** RECORD EXTRACTS follows **

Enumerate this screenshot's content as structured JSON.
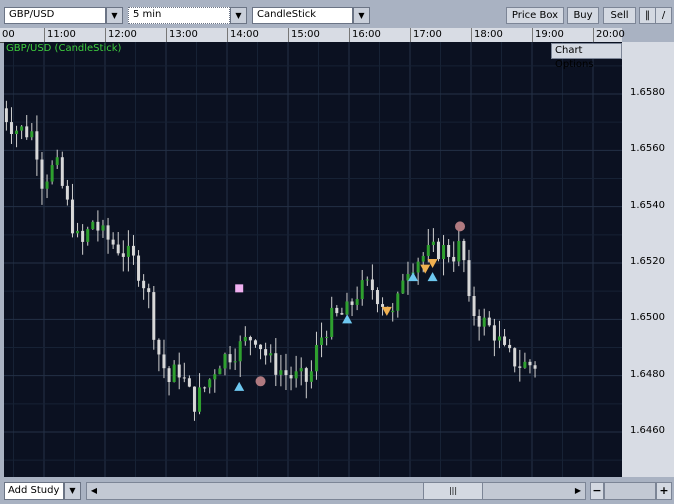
{
  "toolbar": {
    "symbol": "GBP/USD",
    "interval": "5 min",
    "chart_type": "CandleStick",
    "price_box": "Price Box",
    "buy": "Buy",
    "sell": "Sell",
    "icons": [
      "bars-icon",
      "line-draw-icon"
    ]
  },
  "chart_title": "GBP/USD (CandleStick)",
  "chart_options": "Chart Options",
  "bottom": {
    "add_study": "Add Study",
    "zoom_out": "−",
    "zoom_in": "+"
  },
  "chart_data": {
    "type": "candlestick",
    "title": "GBP/USD (CandleStick)",
    "x_ticks": [
      "00",
      "11:00",
      "12:00",
      "13:00",
      "14:00",
      "15:00",
      "16:00",
      "17:00",
      "18:00",
      "19:00",
      "20:00"
    ],
    "y_ticks": [
      "1.6580",
      "1.6560",
      "1.6540",
      "1.6520",
      "1.6500",
      "1.6480",
      "1.6460"
    ],
    "ylim": [
      1.6452,
      1.6605
    ],
    "candle_minutes": 5,
    "price_path": [
      [
        10.3,
        1.6575
      ],
      [
        10.5,
        1.6568
      ],
      [
        10.85,
        1.6566
      ],
      [
        10.95,
        1.6549
      ],
      [
        11.2,
        1.6555
      ],
      [
        11.45,
        1.6535
      ],
      [
        11.6,
        1.6525
      ],
      [
        11.8,
        1.6535
      ],
      [
        11.95,
        1.653
      ],
      [
        12.25,
        1.6525
      ],
      [
        12.5,
        1.652
      ],
      [
        12.7,
        1.651
      ],
      [
        12.85,
        1.649
      ],
      [
        13.05,
        1.6478
      ],
      [
        13.2,
        1.6483
      ],
      [
        13.45,
        1.647
      ],
      [
        13.7,
        1.6478
      ],
      [
        13.85,
        1.6485
      ],
      [
        14.2,
        1.649
      ],
      [
        14.45,
        1.6495
      ],
      [
        14.7,
        1.6485
      ],
      [
        15.0,
        1.648
      ],
      [
        15.35,
        1.6478
      ],
      [
        15.5,
        1.6492
      ],
      [
        15.7,
        1.65
      ],
      [
        15.95,
        1.6502
      ],
      [
        16.15,
        1.651
      ],
      [
        16.35,
        1.6512
      ],
      [
        16.6,
        1.6505
      ],
      [
        16.75,
        1.65
      ],
      [
        16.9,
        1.6518
      ],
      [
        17.15,
        1.6522
      ],
      [
        17.5,
        1.6525
      ],
      [
        17.75,
        1.6523
      ],
      [
        17.85,
        1.6528
      ],
      [
        17.95,
        1.6505
      ],
      [
        18.15,
        1.65
      ],
      [
        18.4,
        1.6495
      ],
      [
        18.55,
        1.6488
      ],
      [
        18.8,
        1.6484
      ],
      [
        19.05,
        1.6484
      ]
    ],
    "markers": [
      {
        "shape": "square",
        "color": "#f0b0f0",
        "time": 14.2,
        "price": 1.6511
      },
      {
        "shape": "circle",
        "color": "#b07a80",
        "time": 14.55,
        "price": 1.6478
      },
      {
        "shape": "circle",
        "color": "#b07a80",
        "time": 17.82,
        "price": 1.6533
      },
      {
        "shape": "up",
        "color": "#6ec8f0",
        "time": 14.2,
        "price": 1.6476
      },
      {
        "shape": "up",
        "color": "#6ec8f0",
        "time": 15.97,
        "price": 1.65
      },
      {
        "shape": "up",
        "color": "#6ec8f0",
        "time": 17.05,
        "price": 1.6515
      },
      {
        "shape": "up",
        "color": "#6ec8f0",
        "time": 17.37,
        "price": 1.6515
      },
      {
        "shape": "down",
        "color": "#f0b050",
        "time": 16.62,
        "price": 1.6503
      },
      {
        "shape": "down",
        "color": "#f0b050",
        "time": 17.25,
        "price": 1.6518
      },
      {
        "shape": "down",
        "color": "#f0b050",
        "time": 17.37,
        "price": 1.652
      }
    ]
  }
}
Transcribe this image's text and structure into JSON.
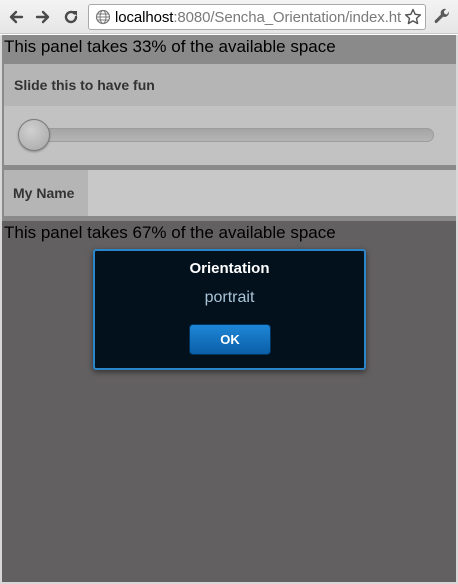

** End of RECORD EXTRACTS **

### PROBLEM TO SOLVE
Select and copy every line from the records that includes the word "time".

### WRITTEN ANSWER
        "time": 14.2,
        "time": 14.55,
        "time": 17.82,
        "time": 14.2,
        "time": 15.97,
        "time": 17.05,
        "time": 17.37,
        "time": 16.62,
        "time": 17.25,
        "time": 17.37,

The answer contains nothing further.